Croatia almost took the lead inside the first 10 seconds, as the ball was played forward to Ivan Perisic after kick-off and the Tottenham man cut inside and drilled a shot just wide of the far post.
The likelihood of Belgium needing to win was increased when Morocco scored an early goal across Doha. Yannick Carrasco had a chance to open the scoring but his shot was blocked.
Mertens curled over after a trademark Kevin De Bruyne run and pass, before Croatia were awarded a penalty seconds later when Carrasco tripped Andrej Kramaric in the box.
But the decision was overturned following a lengthy VAR check which decided that a tiny fraction of Dejan Lovren’s shoulder was offside.
Desperate for a goal after a first half in which neither side mustered a shot on target, Martinez sent on Lukaku, Belgium’s record scorer, for Mertens at half-time.
They immediately carried more threat, with Lukaku, who struggled with injury in the build-up to the tournament, heading straight at Croatia goalkeeper Dominik Livakovic.

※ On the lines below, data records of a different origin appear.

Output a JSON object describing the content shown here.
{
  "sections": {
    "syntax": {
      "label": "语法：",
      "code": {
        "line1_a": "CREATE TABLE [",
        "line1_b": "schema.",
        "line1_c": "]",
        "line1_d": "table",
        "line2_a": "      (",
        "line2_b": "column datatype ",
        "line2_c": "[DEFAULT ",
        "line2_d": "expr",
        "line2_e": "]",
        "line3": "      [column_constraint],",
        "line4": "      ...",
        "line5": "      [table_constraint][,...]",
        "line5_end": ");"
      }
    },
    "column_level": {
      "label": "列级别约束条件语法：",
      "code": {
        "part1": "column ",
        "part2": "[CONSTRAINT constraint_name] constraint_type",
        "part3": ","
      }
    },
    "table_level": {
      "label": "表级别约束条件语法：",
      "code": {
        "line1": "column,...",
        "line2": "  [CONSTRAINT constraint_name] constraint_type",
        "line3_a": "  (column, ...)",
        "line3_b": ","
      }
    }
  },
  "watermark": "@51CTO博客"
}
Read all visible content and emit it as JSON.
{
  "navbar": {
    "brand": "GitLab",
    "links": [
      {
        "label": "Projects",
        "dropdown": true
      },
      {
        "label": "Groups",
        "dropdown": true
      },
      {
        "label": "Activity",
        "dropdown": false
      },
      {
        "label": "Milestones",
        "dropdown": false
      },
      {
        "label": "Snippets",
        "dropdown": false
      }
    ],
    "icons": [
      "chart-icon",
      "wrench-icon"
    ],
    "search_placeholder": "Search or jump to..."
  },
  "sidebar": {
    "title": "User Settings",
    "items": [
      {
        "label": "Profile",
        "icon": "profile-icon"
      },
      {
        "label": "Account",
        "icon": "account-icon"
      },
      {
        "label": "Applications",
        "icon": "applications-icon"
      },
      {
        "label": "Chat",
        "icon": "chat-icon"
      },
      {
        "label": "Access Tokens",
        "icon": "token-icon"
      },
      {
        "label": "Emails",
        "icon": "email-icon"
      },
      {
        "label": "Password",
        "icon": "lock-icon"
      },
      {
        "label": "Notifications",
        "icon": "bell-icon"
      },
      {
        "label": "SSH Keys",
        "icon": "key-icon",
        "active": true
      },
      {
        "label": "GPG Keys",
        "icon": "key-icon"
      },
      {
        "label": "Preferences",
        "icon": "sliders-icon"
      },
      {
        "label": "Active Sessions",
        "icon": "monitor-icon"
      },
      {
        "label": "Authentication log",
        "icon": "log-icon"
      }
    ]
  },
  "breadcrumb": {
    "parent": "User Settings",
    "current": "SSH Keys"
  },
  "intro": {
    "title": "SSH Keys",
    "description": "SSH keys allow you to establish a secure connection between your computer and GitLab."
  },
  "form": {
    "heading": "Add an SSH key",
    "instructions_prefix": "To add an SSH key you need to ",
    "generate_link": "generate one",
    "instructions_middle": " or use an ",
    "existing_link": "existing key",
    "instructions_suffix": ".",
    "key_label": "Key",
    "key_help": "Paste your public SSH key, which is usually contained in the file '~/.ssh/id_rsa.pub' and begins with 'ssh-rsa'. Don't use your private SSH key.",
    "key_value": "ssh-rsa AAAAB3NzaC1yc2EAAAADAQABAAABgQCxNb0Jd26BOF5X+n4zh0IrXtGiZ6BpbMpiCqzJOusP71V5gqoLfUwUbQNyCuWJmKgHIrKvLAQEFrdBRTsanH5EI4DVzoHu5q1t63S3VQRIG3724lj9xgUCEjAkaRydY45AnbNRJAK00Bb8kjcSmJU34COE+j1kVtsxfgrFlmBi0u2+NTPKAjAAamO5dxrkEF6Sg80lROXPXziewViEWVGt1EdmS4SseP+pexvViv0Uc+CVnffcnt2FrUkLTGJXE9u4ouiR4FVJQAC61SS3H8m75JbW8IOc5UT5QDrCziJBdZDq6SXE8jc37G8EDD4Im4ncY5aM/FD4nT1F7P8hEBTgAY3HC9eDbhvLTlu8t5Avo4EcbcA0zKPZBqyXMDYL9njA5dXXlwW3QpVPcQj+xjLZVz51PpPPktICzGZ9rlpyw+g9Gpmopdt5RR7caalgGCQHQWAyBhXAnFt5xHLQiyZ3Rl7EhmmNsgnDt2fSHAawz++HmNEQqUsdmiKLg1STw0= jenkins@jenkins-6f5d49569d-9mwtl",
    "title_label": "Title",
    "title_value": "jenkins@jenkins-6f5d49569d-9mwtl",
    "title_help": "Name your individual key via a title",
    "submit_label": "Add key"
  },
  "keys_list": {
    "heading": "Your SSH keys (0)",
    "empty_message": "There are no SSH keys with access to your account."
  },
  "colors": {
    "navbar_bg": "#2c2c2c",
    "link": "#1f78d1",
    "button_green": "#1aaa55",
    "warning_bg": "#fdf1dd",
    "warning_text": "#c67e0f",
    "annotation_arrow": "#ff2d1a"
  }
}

Thibaut Courtois was then called into action for the first time, stretching to tip over Mateo Kovacic’s curling effort as the game opened up.
That also suited the Croatian attackers though and Courtois had to twice get down to keep out low shots from Marcelo Brozovic and Luka Modric.
Belgium should have taken the lead on the hour mark.
Carrasco almost bundled the ball in but was denied by Livakovic, before Lukaku contrived to hit the post with the goal gaping on the rebound.
Lukaku was guilty of an even worse miss two minutes later, heading over an empty net from six yards out, although replays suggested the ball may have been out of play when De Bruyne crossed it in.
Martinez also threw on Thorgan Hazard, Youri Tielemans and Jeremy Doku as Belgium searched for that all important goal.
Lukaku saw another chance come and go in the 87th minute, deflecting the ball wide from Thomas Meunier’s volley.
The striker, on loan at Inter Milan from Chelsea, still had another golden opportunity to be the hero, but he opted to chest the ball toward the open net from three yards out and directed it into the arms of Livakovic.